One of our students who works in biometrics passed along two interesting article links. This article describes how a password-protected, supposedly very secure USB memory stick was almost trivially hacked. This second article by the same author describes how a USB stick protected by a biometric was also trivially hacked. I’m not in a position to recreate the procedure described on those pages, so I can’t say for certain that the reality is as presented. (NB: simply because something is on the WWW doesn’t mean it is true, accurate, or complete. The rumor earlier this week about a delay in the iPhone release is a good example.) However, the details certainly ring true.
We have a lot of people who are “security experts” or who are marketing security-related products who really don’t understand what security is all about. Security is about reducing risk of untoward events in a given system. To make this work, one needs to actually understand all the risks, the likelihood of them occurring, and the resultant losses. Securing one component against obvious attacks is not sufficient. Furthermore, failing to think about relatively trivial physical attacks is a huge loophole—theft, loss or damage of devices is simple, and the skills to disassemble something to get at the components inside is certainly not a restricted “black art.” Consider the rash of losses and thefts of disks (and enclosing laptops) we have seen over the last year or two, with this one being one of the most recent.

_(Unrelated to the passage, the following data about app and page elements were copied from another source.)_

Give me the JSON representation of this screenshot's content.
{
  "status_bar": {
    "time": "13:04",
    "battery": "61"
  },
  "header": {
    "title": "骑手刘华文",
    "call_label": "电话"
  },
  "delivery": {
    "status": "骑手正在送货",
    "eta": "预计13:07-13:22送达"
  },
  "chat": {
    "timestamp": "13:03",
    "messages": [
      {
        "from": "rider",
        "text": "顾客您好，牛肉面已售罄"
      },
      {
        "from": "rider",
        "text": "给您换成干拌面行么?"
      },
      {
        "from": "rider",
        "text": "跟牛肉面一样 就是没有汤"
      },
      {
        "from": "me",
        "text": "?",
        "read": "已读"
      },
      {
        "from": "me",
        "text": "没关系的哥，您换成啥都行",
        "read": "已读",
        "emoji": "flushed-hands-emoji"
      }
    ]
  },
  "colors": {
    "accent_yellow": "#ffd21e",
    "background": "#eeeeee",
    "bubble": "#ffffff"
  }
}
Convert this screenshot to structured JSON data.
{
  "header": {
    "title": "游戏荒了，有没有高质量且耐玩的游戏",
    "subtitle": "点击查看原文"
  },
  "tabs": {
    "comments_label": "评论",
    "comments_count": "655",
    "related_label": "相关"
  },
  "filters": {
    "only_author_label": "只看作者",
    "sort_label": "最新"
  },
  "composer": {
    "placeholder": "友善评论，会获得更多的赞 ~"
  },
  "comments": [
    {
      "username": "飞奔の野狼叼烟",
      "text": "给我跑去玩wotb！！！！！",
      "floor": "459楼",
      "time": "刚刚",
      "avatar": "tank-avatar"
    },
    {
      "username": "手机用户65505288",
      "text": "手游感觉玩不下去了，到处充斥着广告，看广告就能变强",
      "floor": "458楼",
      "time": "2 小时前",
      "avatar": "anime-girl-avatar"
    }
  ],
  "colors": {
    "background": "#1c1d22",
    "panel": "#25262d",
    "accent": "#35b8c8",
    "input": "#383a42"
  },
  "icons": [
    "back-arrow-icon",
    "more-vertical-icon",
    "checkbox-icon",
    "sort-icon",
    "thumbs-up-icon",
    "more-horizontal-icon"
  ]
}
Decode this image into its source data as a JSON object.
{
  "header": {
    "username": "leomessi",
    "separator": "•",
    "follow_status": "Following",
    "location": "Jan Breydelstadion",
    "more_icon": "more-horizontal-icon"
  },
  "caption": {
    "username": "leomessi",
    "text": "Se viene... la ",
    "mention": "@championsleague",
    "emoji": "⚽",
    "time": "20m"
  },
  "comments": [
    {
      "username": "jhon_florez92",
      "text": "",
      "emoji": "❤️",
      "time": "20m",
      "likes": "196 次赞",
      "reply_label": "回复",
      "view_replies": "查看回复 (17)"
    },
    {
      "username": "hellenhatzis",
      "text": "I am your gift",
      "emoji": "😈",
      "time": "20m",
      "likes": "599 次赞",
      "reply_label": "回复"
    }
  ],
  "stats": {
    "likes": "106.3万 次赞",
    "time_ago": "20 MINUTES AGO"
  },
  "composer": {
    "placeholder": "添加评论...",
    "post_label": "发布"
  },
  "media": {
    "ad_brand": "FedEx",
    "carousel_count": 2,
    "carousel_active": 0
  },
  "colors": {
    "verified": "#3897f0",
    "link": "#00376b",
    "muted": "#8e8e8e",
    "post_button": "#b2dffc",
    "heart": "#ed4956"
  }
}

Good security takes into account people, events, environment, and the physical world. Poor security is usually easy to circumvent by attacking one of those avenues. Despite publicity to the contrary, not all security problems are caused by weak encryption and buffer overflows!
[posted with ecto]